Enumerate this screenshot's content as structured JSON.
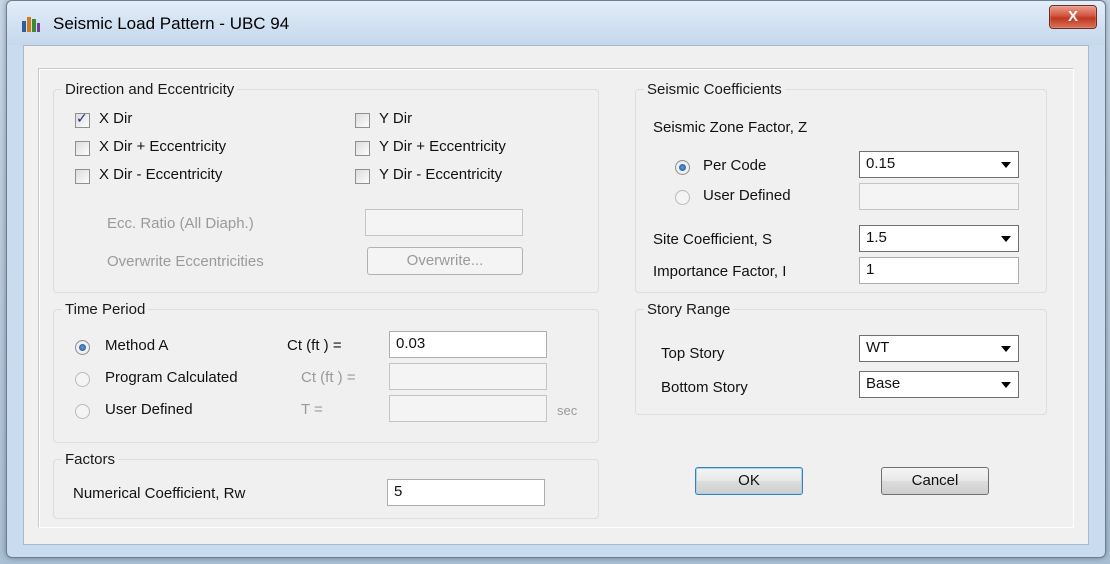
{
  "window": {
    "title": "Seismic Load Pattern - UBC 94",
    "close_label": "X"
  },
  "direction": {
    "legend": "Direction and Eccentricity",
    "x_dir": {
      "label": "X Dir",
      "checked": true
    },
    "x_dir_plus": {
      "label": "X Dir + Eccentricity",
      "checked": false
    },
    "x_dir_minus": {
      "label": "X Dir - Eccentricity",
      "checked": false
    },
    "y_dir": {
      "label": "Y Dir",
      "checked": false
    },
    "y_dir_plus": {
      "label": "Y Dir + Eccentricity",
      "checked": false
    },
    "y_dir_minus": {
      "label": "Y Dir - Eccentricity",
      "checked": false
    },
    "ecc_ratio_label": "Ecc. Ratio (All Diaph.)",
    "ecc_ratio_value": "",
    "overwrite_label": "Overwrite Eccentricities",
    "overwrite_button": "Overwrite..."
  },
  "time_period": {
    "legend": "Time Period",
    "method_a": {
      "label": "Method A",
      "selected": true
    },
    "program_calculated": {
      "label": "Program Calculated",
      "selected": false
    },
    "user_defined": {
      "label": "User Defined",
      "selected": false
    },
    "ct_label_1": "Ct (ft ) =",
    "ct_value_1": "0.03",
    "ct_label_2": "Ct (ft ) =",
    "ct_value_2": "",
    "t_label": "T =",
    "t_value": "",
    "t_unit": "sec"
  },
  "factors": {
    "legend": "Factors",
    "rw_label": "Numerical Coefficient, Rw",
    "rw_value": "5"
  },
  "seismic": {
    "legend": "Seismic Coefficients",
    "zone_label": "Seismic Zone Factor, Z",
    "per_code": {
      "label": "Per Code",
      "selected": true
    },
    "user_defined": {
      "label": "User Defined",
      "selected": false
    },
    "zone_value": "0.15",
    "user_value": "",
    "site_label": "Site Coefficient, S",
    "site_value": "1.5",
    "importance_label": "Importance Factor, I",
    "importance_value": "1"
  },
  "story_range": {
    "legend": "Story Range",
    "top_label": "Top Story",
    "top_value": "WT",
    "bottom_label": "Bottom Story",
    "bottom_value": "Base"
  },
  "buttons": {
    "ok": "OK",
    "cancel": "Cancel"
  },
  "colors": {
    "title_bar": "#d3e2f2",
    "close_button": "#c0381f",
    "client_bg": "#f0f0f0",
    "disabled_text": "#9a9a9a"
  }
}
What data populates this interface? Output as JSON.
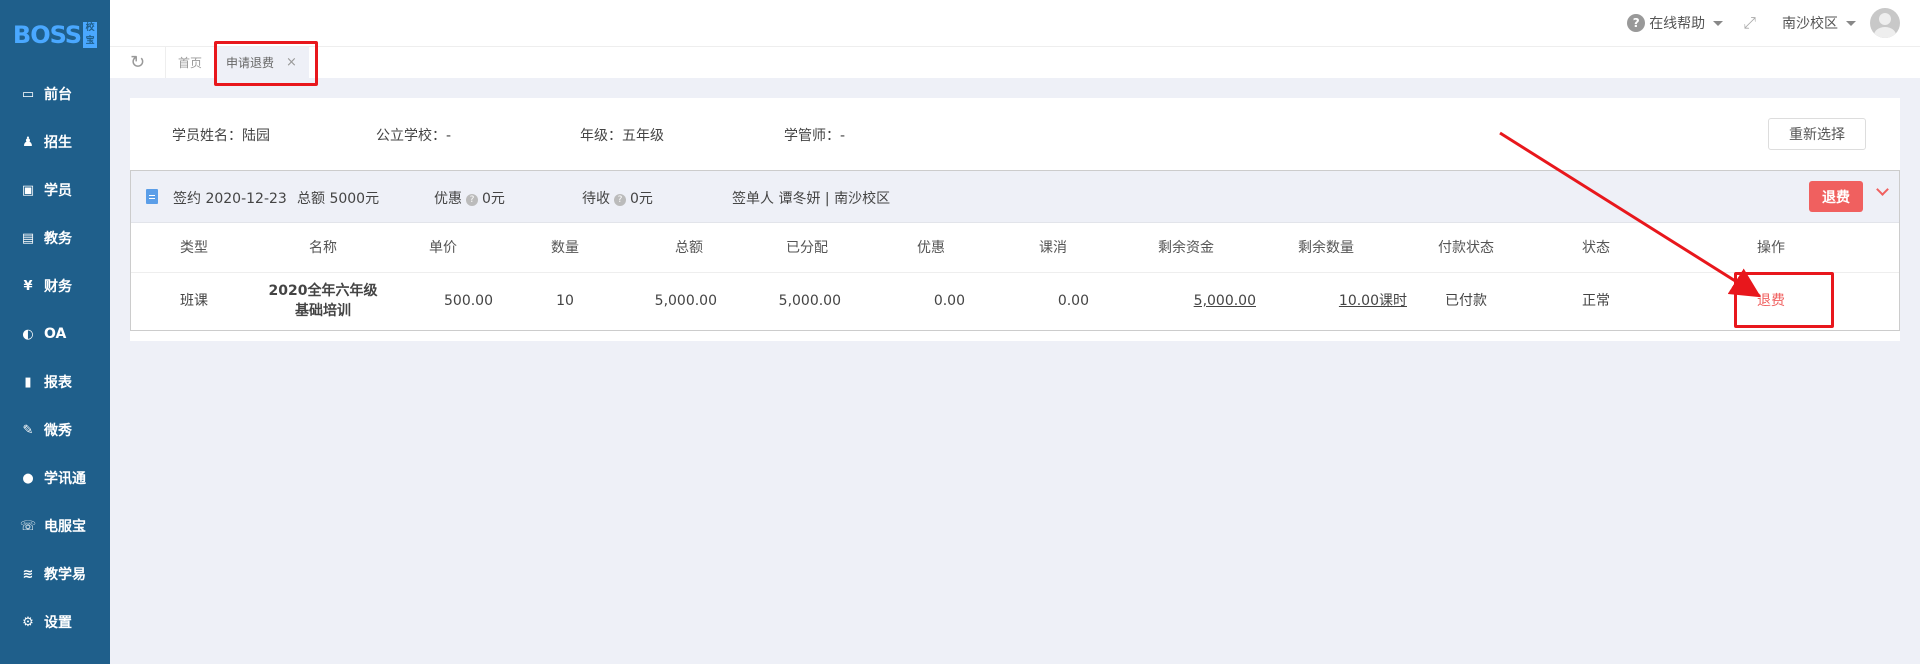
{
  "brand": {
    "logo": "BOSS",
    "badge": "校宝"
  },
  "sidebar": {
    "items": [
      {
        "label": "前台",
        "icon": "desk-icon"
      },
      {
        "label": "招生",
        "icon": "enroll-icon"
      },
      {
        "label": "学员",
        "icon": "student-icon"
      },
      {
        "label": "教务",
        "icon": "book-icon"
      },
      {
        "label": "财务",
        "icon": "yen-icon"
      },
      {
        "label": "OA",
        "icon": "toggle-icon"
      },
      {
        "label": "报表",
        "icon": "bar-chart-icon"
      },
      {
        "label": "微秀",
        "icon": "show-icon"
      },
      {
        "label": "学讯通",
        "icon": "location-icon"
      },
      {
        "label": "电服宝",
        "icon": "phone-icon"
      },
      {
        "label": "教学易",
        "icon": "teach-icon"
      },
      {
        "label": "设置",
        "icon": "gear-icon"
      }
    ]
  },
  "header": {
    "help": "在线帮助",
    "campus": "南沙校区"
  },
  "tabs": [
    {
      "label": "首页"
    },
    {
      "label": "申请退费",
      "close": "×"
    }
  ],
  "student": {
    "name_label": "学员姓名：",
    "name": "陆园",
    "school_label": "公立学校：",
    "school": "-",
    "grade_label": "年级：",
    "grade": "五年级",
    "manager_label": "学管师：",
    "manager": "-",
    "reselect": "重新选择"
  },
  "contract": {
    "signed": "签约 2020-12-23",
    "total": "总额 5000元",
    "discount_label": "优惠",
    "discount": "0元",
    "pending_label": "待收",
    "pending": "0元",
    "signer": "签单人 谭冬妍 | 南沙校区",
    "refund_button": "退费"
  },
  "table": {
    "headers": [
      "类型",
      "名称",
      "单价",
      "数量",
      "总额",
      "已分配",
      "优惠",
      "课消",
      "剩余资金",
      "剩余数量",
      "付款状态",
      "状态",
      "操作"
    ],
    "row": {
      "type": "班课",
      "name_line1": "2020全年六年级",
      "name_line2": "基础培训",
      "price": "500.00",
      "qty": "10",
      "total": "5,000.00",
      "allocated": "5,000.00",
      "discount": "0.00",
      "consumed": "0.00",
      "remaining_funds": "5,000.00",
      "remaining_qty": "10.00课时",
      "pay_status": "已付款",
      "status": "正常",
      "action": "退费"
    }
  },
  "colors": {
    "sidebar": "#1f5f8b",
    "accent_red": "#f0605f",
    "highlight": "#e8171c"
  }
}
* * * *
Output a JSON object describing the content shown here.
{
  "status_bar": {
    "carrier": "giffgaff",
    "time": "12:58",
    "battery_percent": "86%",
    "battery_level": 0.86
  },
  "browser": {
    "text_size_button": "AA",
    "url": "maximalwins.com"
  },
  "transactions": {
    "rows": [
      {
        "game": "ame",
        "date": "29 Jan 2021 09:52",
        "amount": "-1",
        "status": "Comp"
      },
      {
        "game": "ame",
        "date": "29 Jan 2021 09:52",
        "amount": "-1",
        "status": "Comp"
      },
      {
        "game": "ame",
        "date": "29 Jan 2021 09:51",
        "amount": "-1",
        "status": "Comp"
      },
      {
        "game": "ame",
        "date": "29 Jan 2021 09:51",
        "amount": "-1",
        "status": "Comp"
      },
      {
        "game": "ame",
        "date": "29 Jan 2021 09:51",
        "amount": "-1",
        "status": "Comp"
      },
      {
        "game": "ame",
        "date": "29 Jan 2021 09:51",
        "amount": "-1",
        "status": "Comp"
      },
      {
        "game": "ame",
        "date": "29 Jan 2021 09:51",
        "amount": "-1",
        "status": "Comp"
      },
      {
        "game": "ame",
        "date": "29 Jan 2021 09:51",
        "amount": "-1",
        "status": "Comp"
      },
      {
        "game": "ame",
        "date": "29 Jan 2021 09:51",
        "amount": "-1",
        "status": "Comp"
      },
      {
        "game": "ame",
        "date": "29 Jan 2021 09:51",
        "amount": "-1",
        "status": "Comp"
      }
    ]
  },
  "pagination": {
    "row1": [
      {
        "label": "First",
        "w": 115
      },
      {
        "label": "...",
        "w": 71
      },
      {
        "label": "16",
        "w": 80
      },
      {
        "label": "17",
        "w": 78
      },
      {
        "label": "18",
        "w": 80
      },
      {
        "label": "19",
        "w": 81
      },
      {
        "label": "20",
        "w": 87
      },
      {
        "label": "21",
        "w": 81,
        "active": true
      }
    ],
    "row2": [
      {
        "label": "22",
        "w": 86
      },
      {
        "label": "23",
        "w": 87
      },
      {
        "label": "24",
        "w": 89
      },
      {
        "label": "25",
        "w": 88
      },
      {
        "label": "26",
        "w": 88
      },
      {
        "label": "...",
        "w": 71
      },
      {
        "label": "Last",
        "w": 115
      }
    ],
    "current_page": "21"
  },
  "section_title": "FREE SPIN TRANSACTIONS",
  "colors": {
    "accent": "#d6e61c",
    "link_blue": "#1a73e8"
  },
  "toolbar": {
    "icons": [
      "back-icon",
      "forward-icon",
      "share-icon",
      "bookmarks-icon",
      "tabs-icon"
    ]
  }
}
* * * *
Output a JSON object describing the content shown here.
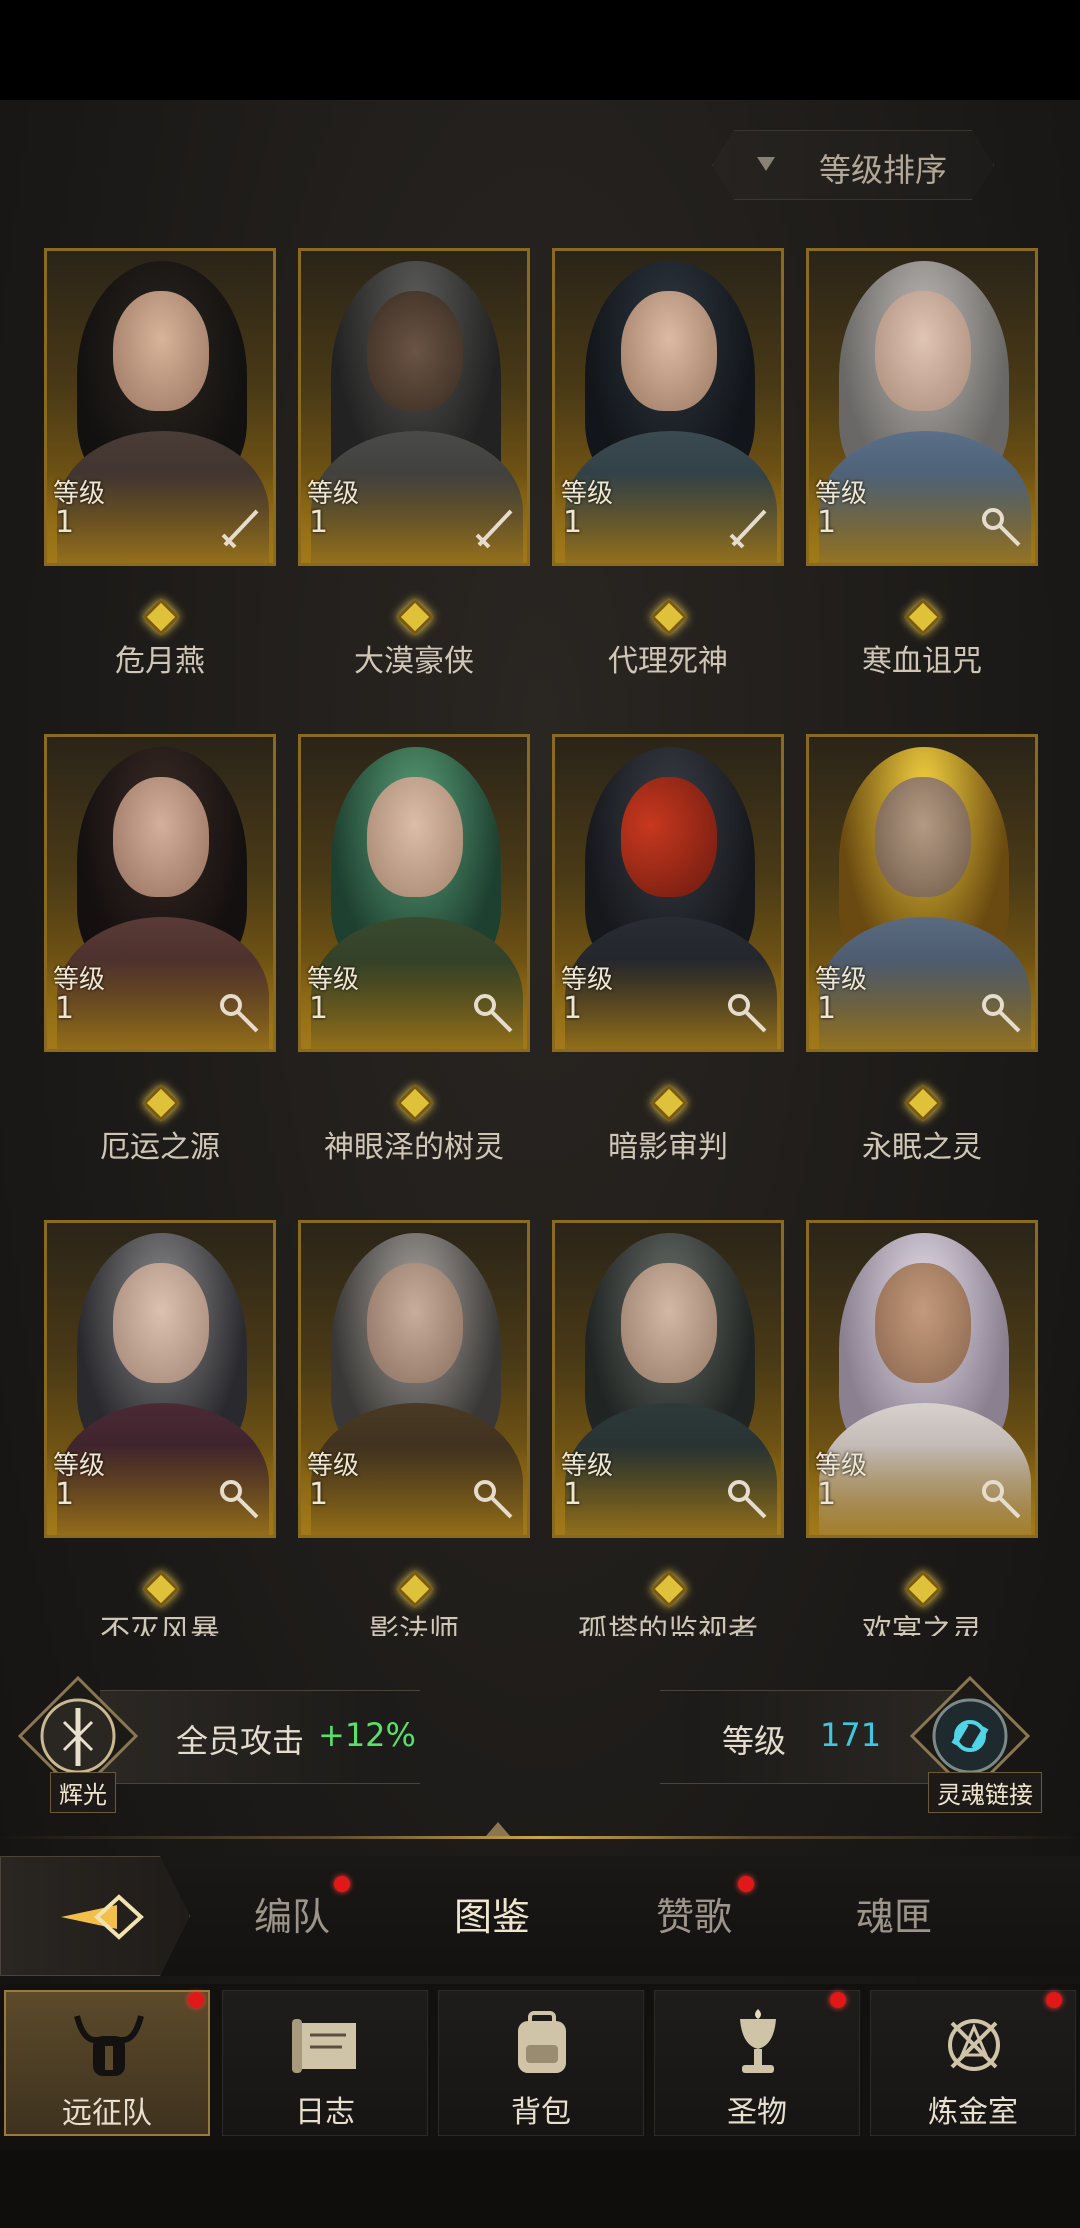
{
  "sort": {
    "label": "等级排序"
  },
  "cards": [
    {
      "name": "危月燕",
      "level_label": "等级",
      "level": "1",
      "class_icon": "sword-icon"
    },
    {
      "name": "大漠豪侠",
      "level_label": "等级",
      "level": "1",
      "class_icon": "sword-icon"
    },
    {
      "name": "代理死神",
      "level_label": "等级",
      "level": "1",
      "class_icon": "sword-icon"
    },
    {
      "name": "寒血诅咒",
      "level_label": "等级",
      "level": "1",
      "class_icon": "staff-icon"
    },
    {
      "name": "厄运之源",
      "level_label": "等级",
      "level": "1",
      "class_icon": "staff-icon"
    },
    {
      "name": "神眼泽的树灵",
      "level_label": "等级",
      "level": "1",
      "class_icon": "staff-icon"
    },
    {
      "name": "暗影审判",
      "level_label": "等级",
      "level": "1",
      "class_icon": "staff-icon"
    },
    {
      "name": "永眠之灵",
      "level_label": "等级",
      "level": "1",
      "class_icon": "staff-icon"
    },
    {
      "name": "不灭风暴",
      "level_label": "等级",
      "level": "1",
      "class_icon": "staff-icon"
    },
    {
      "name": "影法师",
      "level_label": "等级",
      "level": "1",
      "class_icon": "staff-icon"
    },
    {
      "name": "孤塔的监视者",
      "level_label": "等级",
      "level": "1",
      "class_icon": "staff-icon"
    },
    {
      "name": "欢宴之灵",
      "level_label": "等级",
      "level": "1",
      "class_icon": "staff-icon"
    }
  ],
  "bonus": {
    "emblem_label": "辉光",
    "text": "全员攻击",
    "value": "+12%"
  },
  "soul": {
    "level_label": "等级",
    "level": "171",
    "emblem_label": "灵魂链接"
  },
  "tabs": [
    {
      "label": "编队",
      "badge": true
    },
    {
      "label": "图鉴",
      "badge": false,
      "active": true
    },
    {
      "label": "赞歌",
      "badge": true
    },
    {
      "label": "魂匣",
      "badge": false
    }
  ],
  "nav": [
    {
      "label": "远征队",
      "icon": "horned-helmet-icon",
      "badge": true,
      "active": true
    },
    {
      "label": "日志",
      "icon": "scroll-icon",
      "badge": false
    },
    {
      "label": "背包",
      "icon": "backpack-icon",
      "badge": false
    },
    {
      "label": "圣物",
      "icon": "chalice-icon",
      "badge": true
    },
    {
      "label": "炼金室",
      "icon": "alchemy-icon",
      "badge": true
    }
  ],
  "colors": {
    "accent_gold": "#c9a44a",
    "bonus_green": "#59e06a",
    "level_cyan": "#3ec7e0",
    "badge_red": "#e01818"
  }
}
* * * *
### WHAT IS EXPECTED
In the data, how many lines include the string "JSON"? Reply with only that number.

### TASK SOLUTION
4